This profile was recorded using the AllTrails app. Elevation measures using GPS can be as much as 47 feet off in this area but comparisons with other sources like Google Earth indicate better accuracy. This profile might be around 20 feet off.
A south-to-north profile along Spruce Street gives an idea of the shape of the valley.
The profile isn't a straight slope down to the creek, water on the Earth's surface doesn't flow straight and, consequently, over time, the course of a stream changes and the surfaces carved into the ground are complex. Also, notice on the map that my path wasn't straight. Spruce Street is interrupted as it runs through the Walnut Hill neighborhood.
Notice that the southern slope of the valley is a lot higher than the northern slope. Well, not really. The northern slope continues on the other side of Arapahoe Road.
When I returned home, this flicker was waiting for me in my backyard.
Flickers are related to woodpeckers and sapsuckers. We have an abundance of all these in Colorado. Thanks to my birdwatcher friend for identifying this one.
These explorations happened in the space of a week and I help out in the Christ Church Episcopal Library on Wednesdays, which gave me an interlude. I took a train back to the old neighborhood.
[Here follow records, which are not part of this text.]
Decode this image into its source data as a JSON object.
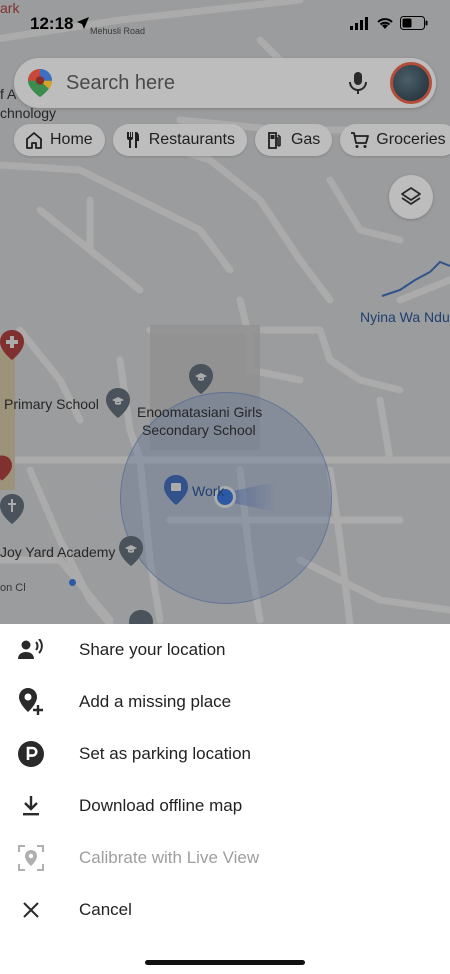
{
  "status_bar": {
    "time": "12:18"
  },
  "search": {
    "placeholder": "Search here"
  },
  "chips": [
    {
      "label": "Home",
      "icon": "home-icon"
    },
    {
      "label": "Restaurants",
      "icon": "restaurant-icon"
    },
    {
      "label": "Gas",
      "icon": "gas-icon"
    },
    {
      "label": "Groceries",
      "icon": "cart-icon"
    }
  ],
  "map": {
    "labels": {
      "road": "Mehusli Road",
      "top_left_1": "ark",
      "top_left_2": "f A",
      "top_left_3": "chnology",
      "river": "Nyina Wa Ndu",
      "primary_school": "Primary School",
      "secondary_school_1": "Enoomatasiani Girls",
      "secondary_school_2": "Secondary School",
      "work": "Work",
      "joy_yard": "Joy Yard Academy",
      "street": "on Cl"
    }
  },
  "sheet": {
    "items": [
      {
        "label": "Share your location",
        "icon": "share-location-icon",
        "enabled": true
      },
      {
        "label": "Add a missing place",
        "icon": "add-place-icon",
        "enabled": true
      },
      {
        "label": "Set as parking location",
        "icon": "parking-icon",
        "enabled": true
      },
      {
        "label": "Download offline map",
        "icon": "download-icon",
        "enabled": true
      },
      {
        "label": "Calibrate with Live View",
        "icon": "live-view-icon",
        "enabled": false
      },
      {
        "label": "Cancel",
        "icon": "close-icon",
        "enabled": true
      }
    ]
  },
  "colors": {
    "location_dot": "#4285f4",
    "accuracy_circle": "#a9c1ec",
    "disabled_text": "#9e9e9e",
    "river": "#4a7bd0"
  }
}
That gave me the opportunity to look around Village Center. The Lightrail Station features a long suspended walkway over Interstate 25. I'll have to revisit that when I write a blog on bridges. This one combines a walkway suspended by cables suspended by an arch.
[Bridge at Arapahoe at Village Center Station.]
I also checked out Tower 1 at Village Center, the twenty-two story building that can be seen from all the neighboring areas. The person at the information desk was informative. He explained that the tower was an office building built in 1987. The entire top floor is occupied by a law firm, so there's no public Access, but the view from the ground is nice.
[Tower One, Greenwood Village Center]
This odd little conical Hill is just at the boundary of the Lightrail Station. It's surrounded by … stuff - not particularly scenic stuff - but it's a pretty little conical Hill with a spiral walkway to the top.
Two of the three highest peaks in the Front Range of the Rocky Mountains, Mount Evans and Pike's Peak, are visible from this area. The highest, Mount Elbert, is also the highest in Colorado, but it's a little too far west to be seen from here.
[Pike's Peak from Walnut Hill neighborhood]
And here's Mount Evans.
[Mount Evans from Walnut Hill neighborhood]
We also have our share of raptors. This young hawk scrutinize me from his perch in the western part of Walnut Hill Park.
I frequently stop in at the Mini Moo Tea Shop in the shops along Arapahoe. They let me take a picture of their "dog".
[Mini Moo's dog]
Dry Creek Road, at the southwest corner of Walnut Hill, has some spectacular views of the Front Range.
The snow capped peak to the right is Mount Evans.
I extended my walk in the southwest corner of the neighborhood along Quebec at the western border of the next neighborhood - Willow Creek. It resembles Walnut Hill in that the main topography is a creek valley.
On my last excursion, I noticed that Walnut Hill Elementary School has added an "A" to their curriculum. "STEM" is now "STEAM". "STEM" stands for "science, technology, engineering, and mathematics". STEAM adds "arts". There is a move to change it to STREAM and add "Reading and wRiting". It looks like we're back to the three Rs.
Your neighborhood is an adventure. Explore it.